PRESIDENT Bush has made a commendable commitment to the federal Pell Grant program, which helps lower-income students attend college. In a speech in Florida last week, he pledged to eliminate the program's current $4 billion deficit and increase the maximum grant by $100 for each of the next five years. But it's not clear that the increased costs can be paid for by potential savings suggested in the president's sketchy proposal. And Mr. Bush will really need to push Congress to help him make good on his promises.
As more high school graduates pursue a postsecondary education, particularly in a bad economy, demand for the Pell Grant program has grown. Since 2000, more than a million students have been added to the rolls - for an expected total of 5.2 million students by September 2005. The enormous expansion has created a $4.3 billion deficit in the $12 billion program.
Mr. Bush thinks that enough savings can be wrung out of the student loan program, by making it more "effective and efficient," to eliminate the Pell Grant deficit.

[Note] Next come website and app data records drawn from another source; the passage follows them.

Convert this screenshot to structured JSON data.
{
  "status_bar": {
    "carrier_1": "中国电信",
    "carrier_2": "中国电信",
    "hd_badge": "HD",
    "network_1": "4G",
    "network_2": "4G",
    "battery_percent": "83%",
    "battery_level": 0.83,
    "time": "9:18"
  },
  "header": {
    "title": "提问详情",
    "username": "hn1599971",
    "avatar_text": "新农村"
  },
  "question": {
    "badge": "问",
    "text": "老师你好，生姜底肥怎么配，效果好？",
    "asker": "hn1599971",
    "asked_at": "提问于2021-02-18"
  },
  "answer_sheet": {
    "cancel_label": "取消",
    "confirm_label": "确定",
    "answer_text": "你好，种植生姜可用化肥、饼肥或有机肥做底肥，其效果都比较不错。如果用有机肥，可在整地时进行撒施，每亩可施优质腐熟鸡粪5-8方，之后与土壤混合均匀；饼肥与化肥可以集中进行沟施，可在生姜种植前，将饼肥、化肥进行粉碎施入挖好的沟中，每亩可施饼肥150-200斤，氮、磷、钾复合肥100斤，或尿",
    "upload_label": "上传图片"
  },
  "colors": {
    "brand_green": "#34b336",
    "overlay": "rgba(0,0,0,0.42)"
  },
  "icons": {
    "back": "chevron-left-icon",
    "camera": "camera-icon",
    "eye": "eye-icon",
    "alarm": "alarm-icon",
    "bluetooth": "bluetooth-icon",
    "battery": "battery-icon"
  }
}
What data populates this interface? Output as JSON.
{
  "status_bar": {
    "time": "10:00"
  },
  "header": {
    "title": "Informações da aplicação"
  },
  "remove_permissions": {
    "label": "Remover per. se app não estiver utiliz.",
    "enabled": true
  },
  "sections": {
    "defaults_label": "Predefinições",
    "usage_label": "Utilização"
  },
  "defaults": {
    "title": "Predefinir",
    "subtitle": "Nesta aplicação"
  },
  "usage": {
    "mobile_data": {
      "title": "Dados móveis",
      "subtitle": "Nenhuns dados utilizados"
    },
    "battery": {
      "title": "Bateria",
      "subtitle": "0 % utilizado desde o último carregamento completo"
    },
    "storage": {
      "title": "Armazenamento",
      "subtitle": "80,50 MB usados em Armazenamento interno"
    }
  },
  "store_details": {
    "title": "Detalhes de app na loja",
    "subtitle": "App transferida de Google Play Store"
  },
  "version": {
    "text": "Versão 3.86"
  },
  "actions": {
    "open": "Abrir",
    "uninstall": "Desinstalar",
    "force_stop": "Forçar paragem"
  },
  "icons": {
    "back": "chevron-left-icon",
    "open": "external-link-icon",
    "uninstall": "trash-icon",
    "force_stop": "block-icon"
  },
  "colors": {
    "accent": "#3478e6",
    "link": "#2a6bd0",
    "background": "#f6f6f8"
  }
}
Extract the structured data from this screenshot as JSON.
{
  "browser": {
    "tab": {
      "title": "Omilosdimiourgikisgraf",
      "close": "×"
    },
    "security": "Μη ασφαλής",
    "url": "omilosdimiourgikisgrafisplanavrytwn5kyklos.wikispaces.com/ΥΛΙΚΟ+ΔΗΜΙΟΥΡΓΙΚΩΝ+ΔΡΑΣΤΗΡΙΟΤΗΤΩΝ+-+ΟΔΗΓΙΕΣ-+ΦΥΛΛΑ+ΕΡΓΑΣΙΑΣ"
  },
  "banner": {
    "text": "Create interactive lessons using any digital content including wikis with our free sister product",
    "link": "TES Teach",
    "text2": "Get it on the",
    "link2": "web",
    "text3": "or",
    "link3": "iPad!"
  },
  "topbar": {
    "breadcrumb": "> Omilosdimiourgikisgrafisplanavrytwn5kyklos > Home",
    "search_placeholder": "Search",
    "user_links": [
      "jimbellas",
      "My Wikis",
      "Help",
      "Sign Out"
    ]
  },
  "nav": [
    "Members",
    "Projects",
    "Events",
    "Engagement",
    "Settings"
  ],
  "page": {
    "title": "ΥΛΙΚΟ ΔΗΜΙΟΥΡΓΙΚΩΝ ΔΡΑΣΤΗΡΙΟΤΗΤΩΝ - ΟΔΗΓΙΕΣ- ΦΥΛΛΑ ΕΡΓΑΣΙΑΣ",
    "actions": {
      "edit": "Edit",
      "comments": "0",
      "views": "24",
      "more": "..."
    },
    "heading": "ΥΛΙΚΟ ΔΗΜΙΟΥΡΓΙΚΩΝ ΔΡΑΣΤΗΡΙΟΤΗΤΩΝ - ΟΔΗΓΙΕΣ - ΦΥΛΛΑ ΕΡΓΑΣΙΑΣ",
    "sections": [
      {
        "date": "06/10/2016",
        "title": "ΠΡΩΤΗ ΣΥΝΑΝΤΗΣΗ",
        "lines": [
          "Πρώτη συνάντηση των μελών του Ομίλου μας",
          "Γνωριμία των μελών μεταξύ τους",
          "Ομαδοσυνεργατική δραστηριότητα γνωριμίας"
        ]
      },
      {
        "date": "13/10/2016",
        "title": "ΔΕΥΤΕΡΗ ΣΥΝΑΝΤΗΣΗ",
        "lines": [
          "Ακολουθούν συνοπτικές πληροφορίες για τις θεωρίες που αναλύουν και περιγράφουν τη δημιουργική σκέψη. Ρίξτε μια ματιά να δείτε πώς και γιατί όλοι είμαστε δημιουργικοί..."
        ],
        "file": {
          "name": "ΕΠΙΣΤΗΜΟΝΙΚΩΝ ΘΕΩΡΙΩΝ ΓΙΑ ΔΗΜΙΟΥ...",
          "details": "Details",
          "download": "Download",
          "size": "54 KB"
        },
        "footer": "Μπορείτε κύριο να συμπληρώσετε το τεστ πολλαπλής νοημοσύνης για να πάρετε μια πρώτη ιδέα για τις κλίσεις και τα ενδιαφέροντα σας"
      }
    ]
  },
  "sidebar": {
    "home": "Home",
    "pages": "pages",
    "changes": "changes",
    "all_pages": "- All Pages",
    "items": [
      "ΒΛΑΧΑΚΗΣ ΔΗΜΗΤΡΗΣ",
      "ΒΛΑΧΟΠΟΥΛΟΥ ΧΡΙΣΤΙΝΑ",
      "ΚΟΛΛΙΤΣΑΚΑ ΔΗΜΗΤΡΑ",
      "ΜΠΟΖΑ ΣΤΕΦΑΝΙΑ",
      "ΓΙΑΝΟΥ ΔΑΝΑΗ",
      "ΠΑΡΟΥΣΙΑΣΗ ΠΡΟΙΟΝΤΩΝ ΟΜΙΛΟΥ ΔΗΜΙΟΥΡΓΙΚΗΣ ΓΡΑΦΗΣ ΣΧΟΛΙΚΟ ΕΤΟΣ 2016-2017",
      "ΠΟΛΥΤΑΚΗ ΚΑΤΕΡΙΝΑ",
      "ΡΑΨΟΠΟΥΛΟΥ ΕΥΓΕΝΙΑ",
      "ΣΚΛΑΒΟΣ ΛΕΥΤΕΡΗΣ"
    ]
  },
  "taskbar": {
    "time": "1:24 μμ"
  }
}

The administration suggests that can be done by reducing the government's subsidies to banks and other private lenders that actually provide the loans, among other possibilities.
As usual, the devil is surely in the details, which should be revealed when the administration's budget is presented early next month. But Mr. Bush spoke confidently last week that enough costs can be shaved from the loan program to guarantee that the maximum Pell Grant will increase from $4,050 to $4,550 in five years.
Considering that during Mr. Bush's 2000 campaign he proposed raising the maximum grant to $5,100, but did not follow through; considering that college costs are increasing at a much faster rate than the cost of living; and considering that, just last month, the Department of Education updated income-eligibility standards for Pell Grants that could knock close to 90,000 students off the rolls and reduce grants to about 1.3 million other students, Massachusetts Sen. Edward M. Kennedy is right to caution families with kids applying to college to "not count their chickens before they hatch." But if Mr. Bush puts some meat on his proposal and uses some political muscle to push it through Congress, he will have done much to maintain the reality of the Pell Grant promise.